    In terms of cables and ports, the firewire cable is one I purchased at Best Buy, that is a 6 pin to 4 pin version. I think this 6′ one is what I have.. The 4 pin end (smaller connection) plugs into the “iLink” port of the Sony Camcorder that is on the right side at the front where the other AV out ports are, and the 6 pin end plugs into the firewire port of my Macbook.

    To select the video source in Ustream, you can do this within the “broadcast now” window. I created an annotated screenshot to show the settings:

    uStream.Tv Video, Audio and Quality Settings

    I have no idea why the built-in iSight camera works when “USB Class Video Device” is selected, but it does… I learned that in November thanks to Jenn Wagner providing tech support via twitter just prior to my TechForum Southwest presentation. 🙂 In the screenshot I drew arrows showing where you can ratchet the audio and video quality up and down too.

    I know theoretically some Sony camcorders are supposed to support web streaming via a USB connection, but I think that works on Windows platforms only and I have not attempted that. At least 3 or 4 years ago I messed around briefly with QuickTime Broadcaster, but at the time you had to configure a QuickTime Streaming Server as a ‘reflector’ for the stream and I didn’t spend enough time / have other help to figure that out. The person I know who has the most successful experience using QuickTime Broadcaster and the QuickTime Streaming Server is Lance Ford, who is the director of technology for Howe Public Schools in SE Oklahoma. Lance was the genius behind our live videoconferences from Pearl Harbor in December for the USS Oklahoma Memorial dedication. Those particular videoconferences were done using Tandberg hardware videoconferencing codecs, but Lance took the video stream itself and had it reflected through a QTTS sitting on a large bandwidth connection in another location.

    Having had some experiences working with webcasts, Ustream is absolutely AMAZING that it works in such a straightforward way, and that requires so little in the way of hardware and software.

    I have not yet attempted a Ustream broadcast from a Windows computer, so I can’t speak to whether this is as straightforward there or not. I have generally had great luck using iLink/firewire cameras with Macs using different programs, so that is why I was pretty sure my camcorder would work with this configuration. I don’t know why the browser crash issues were there, but again we did figure out how to work around that.

    Let me know if you have more questions. I’m very glad to share these details, I hope we’ll see more people sharing live webcasts like these in the future, not only from conferences but also from “remote field trip” locations too. It is exciting that cell network connectivity is improving to the point where broadcasts like this are a viable possibility in many locations.

  6. Wesley Fryer Avatar

    Excellent– thanks for the tips on the external power sources. That is what we were missing in Pearl Harbor in December for the USS Oklahoma memorial dedication.

  7. […] Fryer used this system last week to broadcast live presentations from the Air and Space Museum in Washington D.C. Using a cellular data modem, a laptop and camcorder, he was able to set up anywhere he could […]

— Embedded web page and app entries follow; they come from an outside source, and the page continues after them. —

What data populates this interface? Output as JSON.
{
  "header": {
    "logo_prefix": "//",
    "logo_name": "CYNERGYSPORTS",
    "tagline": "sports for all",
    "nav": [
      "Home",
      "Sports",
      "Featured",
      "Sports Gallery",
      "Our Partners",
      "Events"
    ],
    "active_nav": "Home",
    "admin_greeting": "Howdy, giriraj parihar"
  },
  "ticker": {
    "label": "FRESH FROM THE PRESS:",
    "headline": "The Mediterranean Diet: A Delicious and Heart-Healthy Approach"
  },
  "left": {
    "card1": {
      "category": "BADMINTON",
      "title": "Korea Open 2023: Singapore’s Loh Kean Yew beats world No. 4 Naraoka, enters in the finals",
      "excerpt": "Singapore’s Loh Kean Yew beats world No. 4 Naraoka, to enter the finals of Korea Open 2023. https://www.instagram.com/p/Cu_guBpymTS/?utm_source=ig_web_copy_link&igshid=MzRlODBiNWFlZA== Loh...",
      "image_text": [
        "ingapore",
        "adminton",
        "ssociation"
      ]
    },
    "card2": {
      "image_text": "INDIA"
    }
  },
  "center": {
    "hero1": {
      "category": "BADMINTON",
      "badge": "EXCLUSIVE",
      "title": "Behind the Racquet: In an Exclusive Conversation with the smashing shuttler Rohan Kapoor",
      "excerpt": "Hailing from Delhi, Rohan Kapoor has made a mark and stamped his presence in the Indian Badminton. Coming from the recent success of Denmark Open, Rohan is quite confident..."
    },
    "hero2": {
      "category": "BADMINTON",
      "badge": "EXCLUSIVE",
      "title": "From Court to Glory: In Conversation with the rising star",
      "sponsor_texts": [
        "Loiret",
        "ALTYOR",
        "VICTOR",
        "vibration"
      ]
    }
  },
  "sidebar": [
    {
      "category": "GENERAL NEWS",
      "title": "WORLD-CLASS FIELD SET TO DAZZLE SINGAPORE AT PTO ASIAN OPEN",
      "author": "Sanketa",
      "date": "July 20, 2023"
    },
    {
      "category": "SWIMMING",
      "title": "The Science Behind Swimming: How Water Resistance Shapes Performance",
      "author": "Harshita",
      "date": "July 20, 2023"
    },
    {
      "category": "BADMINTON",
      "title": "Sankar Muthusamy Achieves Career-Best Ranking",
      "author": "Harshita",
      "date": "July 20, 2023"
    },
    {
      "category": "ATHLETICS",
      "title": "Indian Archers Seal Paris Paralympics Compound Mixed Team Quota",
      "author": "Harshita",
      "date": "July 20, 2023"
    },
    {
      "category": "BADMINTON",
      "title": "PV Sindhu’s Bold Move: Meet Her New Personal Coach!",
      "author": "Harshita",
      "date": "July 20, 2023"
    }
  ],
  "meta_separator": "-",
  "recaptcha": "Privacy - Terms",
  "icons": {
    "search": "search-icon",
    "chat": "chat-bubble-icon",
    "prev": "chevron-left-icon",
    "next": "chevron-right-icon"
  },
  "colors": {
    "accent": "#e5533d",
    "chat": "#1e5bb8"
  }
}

  8. Bill Cooey Avatar
    Bill Cooey

    Awesome tips. I am just getting into webcasting. Can you suggest a good external dv camera to use?

    thanks in advance!

  9. Wesley Fryer Avatar

    I have used mainly Sony DV cameras, but a few Canon and Panasonic ones too. The main thing you want to look for is features, I think. For a reasonably low price point (around $300 or less) I’d recommend you look for a mini-DV tape camera, a mic plug that accepts an external microphone, a headphone plug so you can monitor audio levels, and a DV/firewire port. I’ve done all my webcasting using a Macintosh, so the firewire port is key. That should be standard on all DV cameras, but I think some are using USB now. The low-end Sony DV camera is what I have now, but it doesn’t support an external microphone, and that is a disadvantage. I hope this helps.